* **WHAT YOU HAVE TO DO**: Copy out each line of the material exactly. Pictures do not belong in the copy.

○ ○ ○ ○ ○ ○ ○

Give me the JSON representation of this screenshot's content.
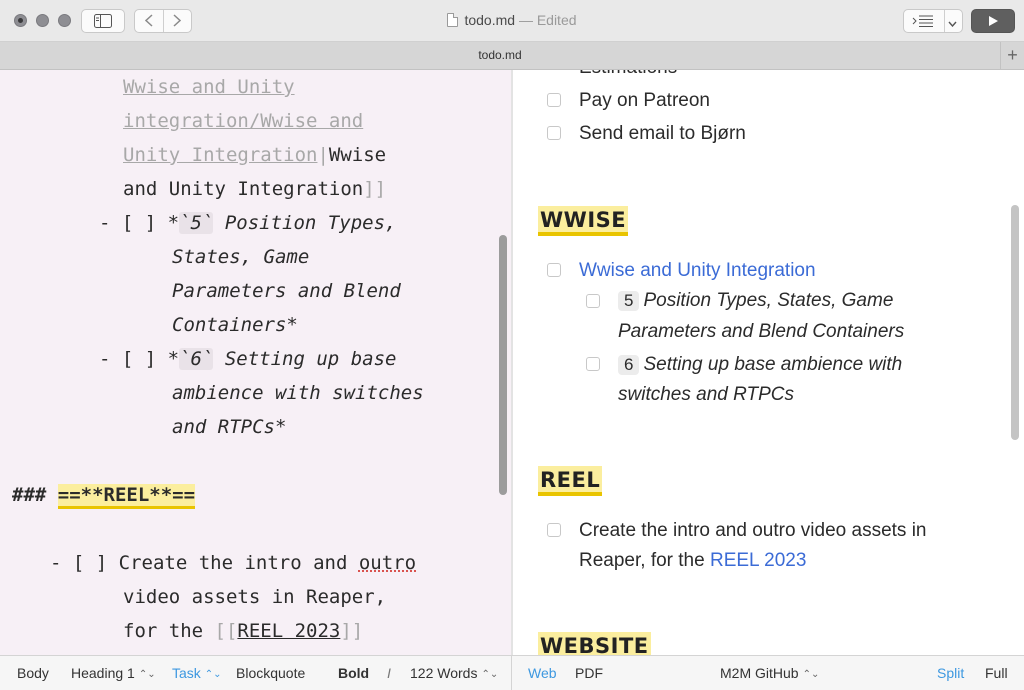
{
  "window": {
    "title": "todo.md",
    "edited_label": "— Edited",
    "tab_title": "todo.md",
    "tab_add": "+"
  },
  "toolbar": {
    "sidebar_icon": "sidebar-toggle-icon",
    "back_icon": "chevron-left-icon",
    "forward_icon": "chevron-right-icon",
    "view_icon": "list-indent-icon",
    "dropdown_icon": "chevron-down-icon",
    "play_icon": "play-icon"
  },
  "editor": {
    "line1_link": "Wwise and Unity",
    "line2_link": "integration/Wwise and",
    "line3_link": "Unity Integration",
    "line3_pipe": "|",
    "line3_text": "Wwise",
    "line4_text": "and Unity Integration",
    "line4_close": "]]",
    "task1_prefix": "- [ ] ",
    "task1_star": "*",
    "task1_code": "`5`",
    "task1_l1": " Position Types,",
    "task1_l2": "States, Game",
    "task1_l3": "Parameters and Blend",
    "task1_l4": "Containers*",
    "task2_prefix": "- [ ] ",
    "task2_star": "*",
    "task2_code": "`6`",
    "task2_l1": " Setting up base",
    "task2_l2": "ambience with switches",
    "task2_l3": "and RTPCs*",
    "heading_prefix": "### ",
    "heading_text": "==**REEL**==",
    "task3_prefix": "- [ ] ",
    "task3_l1a": "Create the intro and ",
    "task3_l1b": "outro",
    "task3_l2": "video assets in Reaper,",
    "task3_l3a": "for the ",
    "task3_open": "[[",
    "task3_link": "REEL 2023",
    "task3_close": "]]"
  },
  "preview": {
    "partial_item": "Estimations",
    "item_patreon": "Pay on Patreon",
    "item_email": "Send email to Bjørn",
    "heading_wwise": "WWISE",
    "wwise_link": "Wwise and Unity Integration",
    "sub1_badge": "5",
    "sub1_l1": "Position Types, States, Game",
    "sub1_l2": "Parameters and Blend Containers",
    "sub2_badge": "6",
    "sub2_l1": "Setting up base ambience with",
    "sub2_l2": "switches and RTPCs",
    "heading_reel": "REEL",
    "reel_l1": "Create the intro and outro video assets in",
    "reel_l2a": "Reaper, for the ",
    "reel_link": "REEL 2023",
    "heading_website": "WEBSITE"
  },
  "statusbar": {
    "body": "Body",
    "heading": "Heading 1",
    "task": "Task",
    "blockquote": "Blockquote",
    "bold": "Bold",
    "italic": "I",
    "words": "122 Words",
    "web": "Web",
    "pdf": "PDF",
    "theme": "M2M GitHub",
    "split": "Split",
    "full": "Full",
    "updown_glyph": "⌃⌄"
  },
  "colors": {
    "highlight": "#fbee9e",
    "highlight_border": "#e9c400",
    "link": "#3b6bd6",
    "status_accent": "#3d98e0",
    "editor_bg": "#f7f0f6"
  }
}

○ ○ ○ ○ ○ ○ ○

* **WRITTEN ANSWER**:
Give me the JSON representation of this screenshot's content.
{
  "window": {
    "title": "todo.md",
    "edited_label": "— Edited",
    "tab_title": "todo.md",
    "tab_add": "+"
  },
  "toolbar": {
    "sidebar_icon": "sidebar-toggle-icon",
    "back_icon": "chevron-left-icon",
    "forward_icon": "chevron-right-icon",
    "view_icon": "list-indent-icon",
    "dropdown_icon": "chevron-down-icon",
    "play_icon": "play-icon"
  },
  "editor": {
    "line1_link": "Wwise and Unity",
    "line2_link": "integration/Wwise and",
    "line3_link": "Unity Integration",
    "line3_pipe": "|",
    "line3_text": "Wwise",
    "line4_text": "and Unity Integration",
    "line4_close": "]]",
    "task1_prefix": "- [ ] ",
    "task1_star": "*",
    "task1_code": "`5`",
    "task1_l1": " Position Types,",
    "task1_l2": "States, Game",
    "task1_l3": "Parameters and Blend",
    "task1_l4": "Containers*",
    "task2_prefix": "- [ ] ",
    "task2_star": "*",
    "task2_code": "`6`",
    "task2_l1": " Setting up base",
    "task2_l2": "ambience with switches",
    "task2_l3": "and RTPCs*",
    "heading_prefix": "### ",
    "heading_text": "==**REEL**==",
    "task3_prefix": "- [ ] ",
    "task3_l1a": "Create the intro and ",
    "task3_l1b": "outro",
    "task3_l2": "video assets in Reaper,",
    "task3_l3a": "for the ",
    "task3_open": "[[",
    "task3_link": "REEL 2023",
    "task3_close": "]]"
  },
  "preview": {
    "partial_item": "Estimations",
    "item_patreon": "Pay on Patreon",
    "item_email": "Send email to Bjørn",
    "heading_wwise": "WWISE",
    "wwise_link": "Wwise and Unity Integration",
    "sub1_badge": "5",
    "sub1_l1": "Position Types, States, Game",
    "sub1_l2": "Parameters and Blend Containers",
    "sub2_badge": "6",
    "sub2_l1": "Setting up base ambience with",
    "sub2_l2": "switches and RTPCs",
    "heading_reel": "REEL",
    "reel_l1": "Create the intro and outro video assets in",
    "reel_l2a": "Reaper, for the ",
    "reel_link": "REEL 2023",
    "heading_website": "WEBSITE"
  },
  "statusbar": {
    "body": "Body",
    "heading": "Heading 1",
    "task": "Task",
    "blockquote": "Blockquote",
    "bold": "Bold",
    "italic": "I",
    "words": "122 Words",
    "web": "Web",
    "pdf": "PDF",
    "theme": "M2M GitHub",
    "split": "Split",
    "full": "Full",
    "updown_glyph": "⌃⌄"
  },
  "colors": {
    "highlight": "#fbee9e",
    "highlight_border": "#e9c400",
    "link": "#3b6bd6",
    "status_accent": "#3d98e0",
    "editor_bg": "#f7f0f6"
  }
}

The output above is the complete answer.